“During my years as a miner, I was just a kid, but I was convinced that I was the lowliest of all forms of man,” he said.
In reality, according to Bronson, all of the coal miners in his area shared the same complex; they believed that steelworkers and railroad workers were the ‘elite’ and that they were the lowest class of human beings.
“Very few people know what it is like to live down there underneath the surface of the world, in that total blackness.”
He was overjoyed when he was eventually enlisted into the army. Finally, he could leave behind his gloomy surroundings and count on being fed and clothed. This time in his life would finally pave the way for Bronson to establish himself as one of Hollywood’s most recognizable figures.
Bronson returned to the United States after serving in World War II, started studying art, and then enrolled at the Pasadena Playhouse in California.
His skills and talents were almost immediately clear: one teacher noticed them early on and soon referred the young Bronson to director Henry Hathaway. This eventually resulted in him being cast in his very first film: the 1951 You’re in the Navy Now.
While he frequently went unnoticed for his early work, by 1954 his work in Vera Cruz and, four years later, as the lead in Machine-Gun Kelly, had won him praise from reviewers.
Early on, Bronson worked as a painter, cook, mason, and onion-picker in addition to his acting gigs. In the 1950s, he also legally changed his name from Buchinsky to Bronson out of concern that his Russian-sounding name wouldn’t be well-received during the time when communism was strongly opposed.
But it wasn’t until 1974 that he got his big break, as Paul Kersey in Death Wish, a vigilante architect whose wife and daughter are attacked. Due to the film’s success, multiple sequels were made throughout the ensuing decades.
Following his performance as the renowned drifter James Coburn in Hard Times, Bronson continued to rise to fame.
It took him some time to get used to being a celebrity, and Bronson is reported to have been tormented by his gloomy upbringing.
He specifically avoided those who were invasive or made him feel threatened, according to co-star Andrew Stevens.
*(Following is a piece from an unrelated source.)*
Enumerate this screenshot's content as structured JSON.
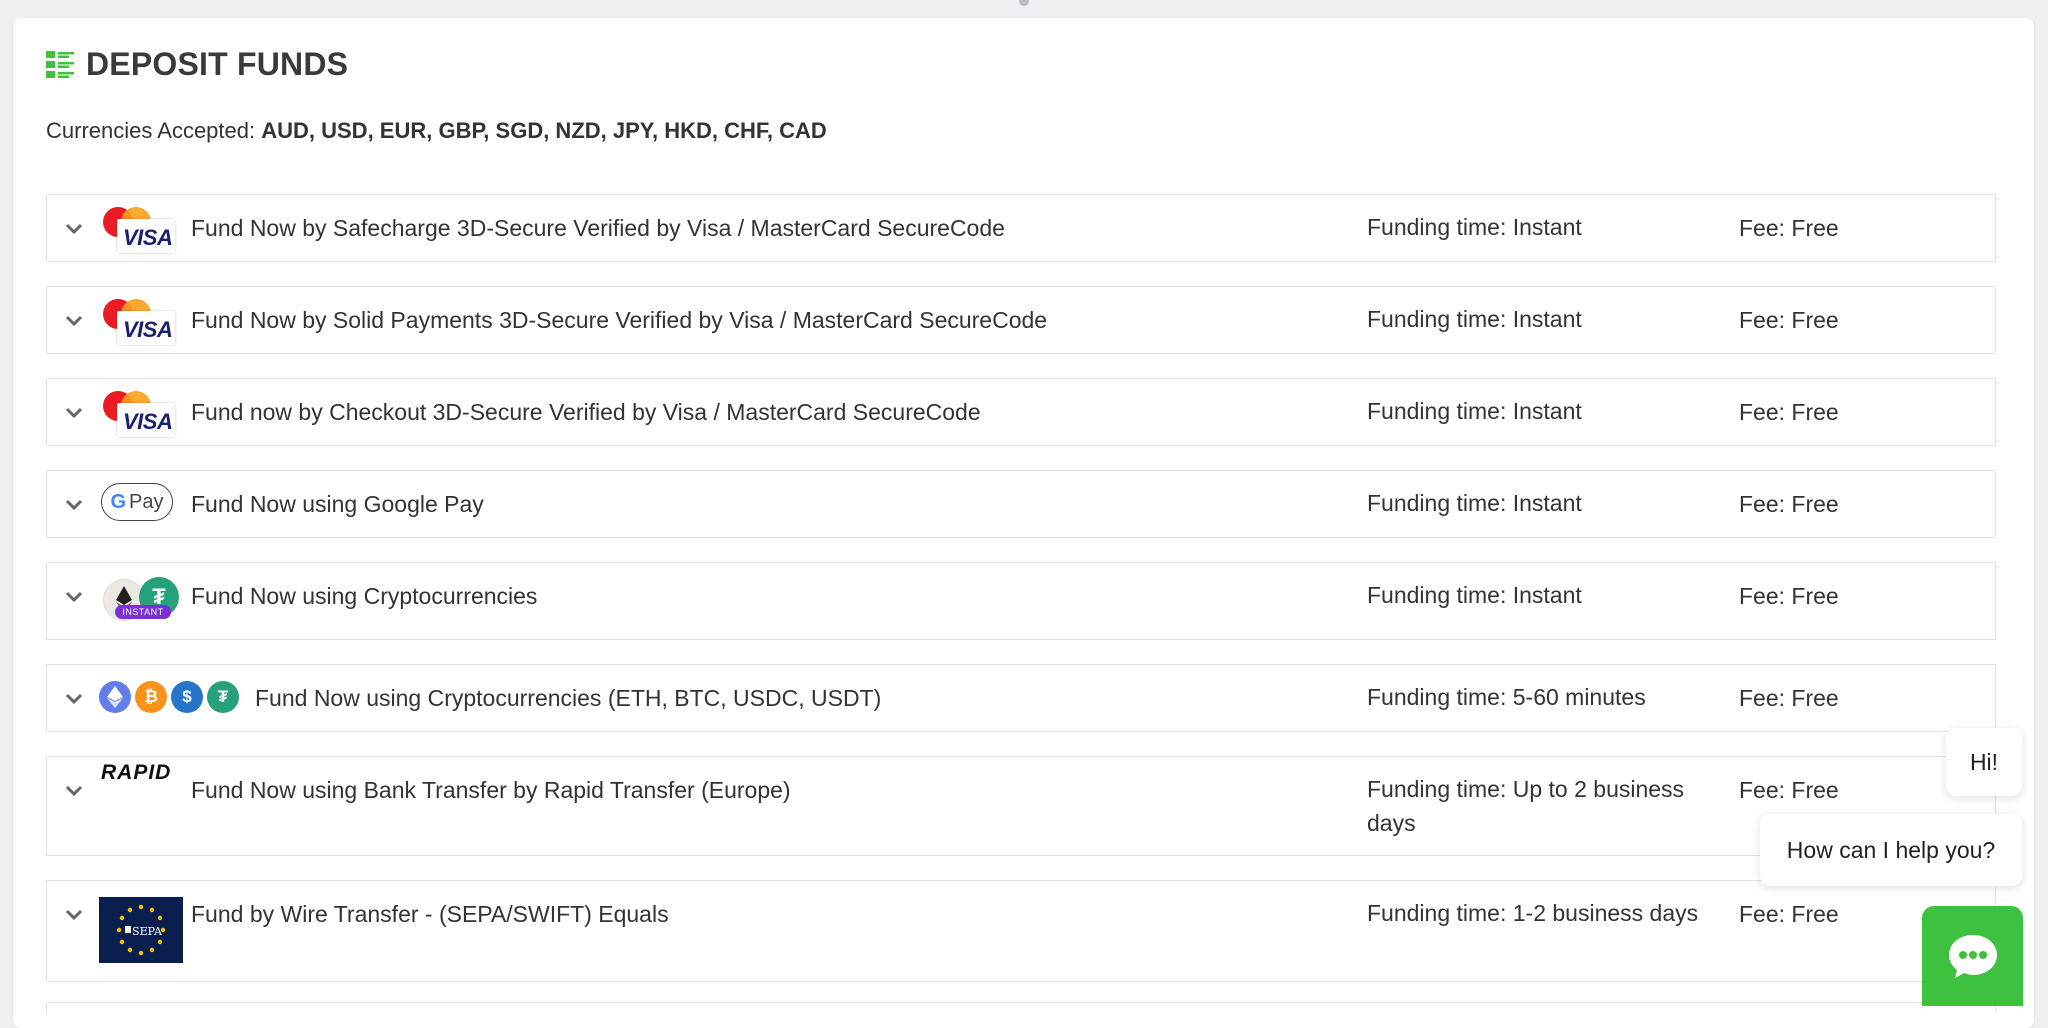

On the other side, Bronson was known to be open, endearing, and humorous when he was relaxed and at ease
With his first wife, Harriet Tendler, whom he was married to from 1949 to 1965, Bronson had two children.
Popular British actress Jill Ireland, who appeared with Bronson in a total of 15 movies, including The Valachi Papers and Love and Bullets, was his second marriage.Ireland unfortunately lost her battle with cancer in 1990, leaving behind two children.
With Kim Weeks, a previous worker of an audiobook company who had assisted in the recording of Ireland’s audiobooks, Bronson married for the third time in December 1998.
Later in life, Bronson was diagnosed with Alzheimer’s. His battle with the illness was described as a “stark contrast to the high-octane vitality of his incredible life.”
The celebrity was occasionally seen staggering and confused about Beverly Hills. Fortunately, actor Weeks’s wife Weeks was there to take care of him.
“The family has known for almost a year that something was wrong because Charles just hasn’t been himself,” his sister, Catherine Pidgeon, said.
Bronson, according to Pidgeon, had started to slur his words and spoke more slowly, but he could still identify his family and was able to spend Christmas 2001 with them.
After contracting pneumonia, Bronson’s health rapidly deteriorated over the course of just a few weeks. At Cedars-Sinai hospital in Los Angeles, he passed away on August 30, 2003, at the age of 81. His wife Kim, three daughters, Suzanne, Katrina Holden-Bronson, and Zuleika, a son, two stepsons, Paul and Valentine McCallum, and two grandchildren all survive him.
What a life-long trip Charles Bronson had to take! Every child should have a secure, joyful childhood filled with lifelong experiences.
I’m so grateful that Bronson was able to leave his troubled background behind and carve out a successful career for himself, one that is still vivid in so many people’s minds today. If you’re a fan of Charles Bronson, please share!